Objectives: Glucocorticosteroids (GC) are the standard treatment for large vessel vasculitis, but some patients are refractory. Cyclophosphamide (CYC) has been shown to be effective in autoimmune diseases.
Methods: The study consisted of a retrospective analysis of 10 patients with active large vessel arteritis who received pulse CYC after failure of GC or because of organ threatening stenosis. CYC pulse therapy was started with a dose of 750mg/m² body surface every 3 weeks and increased if necessary. Clinical response was assessed by the Birmingham Vasculitis Activity Score (BVAS), the C-reactive protein and the erythrocyte sedimentation rate (ESR). PET/CT was performed at baseline and during treatment to determine disease activity.

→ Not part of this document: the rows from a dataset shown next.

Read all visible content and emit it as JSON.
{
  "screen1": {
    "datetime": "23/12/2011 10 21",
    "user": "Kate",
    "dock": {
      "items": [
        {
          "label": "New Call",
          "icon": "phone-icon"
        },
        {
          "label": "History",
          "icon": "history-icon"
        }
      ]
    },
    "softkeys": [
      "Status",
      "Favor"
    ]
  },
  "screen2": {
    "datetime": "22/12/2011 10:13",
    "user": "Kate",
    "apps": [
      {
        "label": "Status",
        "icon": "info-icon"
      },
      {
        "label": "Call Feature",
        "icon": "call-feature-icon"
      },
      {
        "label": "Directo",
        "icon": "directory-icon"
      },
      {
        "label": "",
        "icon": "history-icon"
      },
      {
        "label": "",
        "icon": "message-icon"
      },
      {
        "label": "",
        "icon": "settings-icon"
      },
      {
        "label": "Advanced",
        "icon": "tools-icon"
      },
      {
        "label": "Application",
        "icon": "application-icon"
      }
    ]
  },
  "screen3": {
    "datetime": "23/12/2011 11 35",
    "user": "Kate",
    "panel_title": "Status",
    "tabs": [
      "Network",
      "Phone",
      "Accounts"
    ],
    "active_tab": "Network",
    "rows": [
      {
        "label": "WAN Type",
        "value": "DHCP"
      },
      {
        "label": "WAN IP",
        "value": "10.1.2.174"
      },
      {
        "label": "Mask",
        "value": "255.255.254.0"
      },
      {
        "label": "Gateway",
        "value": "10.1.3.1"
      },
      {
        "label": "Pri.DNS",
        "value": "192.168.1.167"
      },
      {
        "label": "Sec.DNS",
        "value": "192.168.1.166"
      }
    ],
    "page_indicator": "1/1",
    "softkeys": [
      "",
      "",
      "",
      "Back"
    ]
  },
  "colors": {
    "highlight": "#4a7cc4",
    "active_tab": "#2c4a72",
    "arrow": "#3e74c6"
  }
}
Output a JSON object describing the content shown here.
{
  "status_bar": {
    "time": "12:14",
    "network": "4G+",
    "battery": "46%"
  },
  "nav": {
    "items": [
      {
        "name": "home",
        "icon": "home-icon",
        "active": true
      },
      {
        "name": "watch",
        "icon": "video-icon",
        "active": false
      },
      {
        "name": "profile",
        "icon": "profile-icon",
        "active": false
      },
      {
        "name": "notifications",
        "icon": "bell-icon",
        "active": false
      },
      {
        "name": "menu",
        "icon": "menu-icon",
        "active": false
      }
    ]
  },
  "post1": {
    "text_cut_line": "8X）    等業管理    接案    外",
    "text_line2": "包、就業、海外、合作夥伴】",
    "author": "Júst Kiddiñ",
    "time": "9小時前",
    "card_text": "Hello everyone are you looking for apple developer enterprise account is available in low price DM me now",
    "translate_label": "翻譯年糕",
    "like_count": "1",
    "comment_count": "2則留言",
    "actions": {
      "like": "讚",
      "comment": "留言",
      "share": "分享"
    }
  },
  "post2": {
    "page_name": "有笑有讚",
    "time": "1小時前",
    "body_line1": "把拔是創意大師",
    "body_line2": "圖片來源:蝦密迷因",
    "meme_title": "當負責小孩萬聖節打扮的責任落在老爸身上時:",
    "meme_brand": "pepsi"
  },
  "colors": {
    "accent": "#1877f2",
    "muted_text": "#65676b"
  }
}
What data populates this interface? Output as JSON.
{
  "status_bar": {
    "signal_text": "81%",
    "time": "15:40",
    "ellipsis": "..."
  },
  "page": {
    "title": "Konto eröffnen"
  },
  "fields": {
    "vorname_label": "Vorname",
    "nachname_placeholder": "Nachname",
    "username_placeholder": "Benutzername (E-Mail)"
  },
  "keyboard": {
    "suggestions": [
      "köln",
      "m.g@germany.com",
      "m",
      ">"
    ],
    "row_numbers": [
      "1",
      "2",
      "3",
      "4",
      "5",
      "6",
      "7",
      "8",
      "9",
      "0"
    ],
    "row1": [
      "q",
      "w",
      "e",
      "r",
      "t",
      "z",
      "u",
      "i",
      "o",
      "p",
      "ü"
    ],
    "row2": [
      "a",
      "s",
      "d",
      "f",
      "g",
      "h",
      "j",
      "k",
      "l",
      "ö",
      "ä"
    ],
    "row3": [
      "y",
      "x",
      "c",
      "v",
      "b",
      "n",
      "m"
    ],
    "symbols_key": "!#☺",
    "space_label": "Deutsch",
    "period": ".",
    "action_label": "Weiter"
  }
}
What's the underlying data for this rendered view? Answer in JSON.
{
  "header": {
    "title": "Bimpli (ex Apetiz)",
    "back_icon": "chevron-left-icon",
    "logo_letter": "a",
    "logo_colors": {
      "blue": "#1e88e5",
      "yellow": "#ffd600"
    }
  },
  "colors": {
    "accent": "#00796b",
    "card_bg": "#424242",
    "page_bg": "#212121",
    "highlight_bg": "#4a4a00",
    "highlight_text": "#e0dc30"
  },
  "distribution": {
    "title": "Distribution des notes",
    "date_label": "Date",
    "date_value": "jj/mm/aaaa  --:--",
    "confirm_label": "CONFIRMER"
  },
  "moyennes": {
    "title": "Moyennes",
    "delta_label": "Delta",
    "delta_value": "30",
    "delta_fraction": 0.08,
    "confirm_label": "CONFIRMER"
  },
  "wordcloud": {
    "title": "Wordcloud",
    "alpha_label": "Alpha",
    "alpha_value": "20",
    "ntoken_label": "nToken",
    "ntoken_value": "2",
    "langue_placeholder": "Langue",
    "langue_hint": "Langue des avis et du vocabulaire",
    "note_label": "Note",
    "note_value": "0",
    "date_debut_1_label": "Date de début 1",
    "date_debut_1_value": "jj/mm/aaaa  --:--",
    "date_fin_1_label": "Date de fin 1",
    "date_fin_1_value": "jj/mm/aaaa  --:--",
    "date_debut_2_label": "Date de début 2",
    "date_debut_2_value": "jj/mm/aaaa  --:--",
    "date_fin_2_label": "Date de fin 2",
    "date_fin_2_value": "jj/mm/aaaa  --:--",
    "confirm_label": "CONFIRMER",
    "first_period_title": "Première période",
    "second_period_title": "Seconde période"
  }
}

Results: The median BVAS at the time of the initial PET/CT was 6.5 (5-13). The median ESR was 42mm/h (6-94mm/h), and the medium CRP was 4.6mg/dl (0.18-11.8mg/dl). All but one patient experienced a complete clinical remission during CYC treatment after a median of 10 cycles. PET/CT confirmed the efficacy of the treatment by normalisation of FDG uptake during therapy. One patient with persisting inflammation was lost to follow-up. One patient experienced a relapse after 21 months. The remaining 8 patients are still in remission with low-dose GC and a maintenance therapy (azathioprine, methotrexate or mycophenolate) after a median follow-up of 45 months.
Conclusions: Pulse cyclophosphamide is effective in patients with large vessel vasculitis resistant to glucocorticosteroids. The high rate of sustained response in our patients suggests that treatment decisions based on clinical parameters combined with PET/CT may have a beneficial effect on the clinical outcome.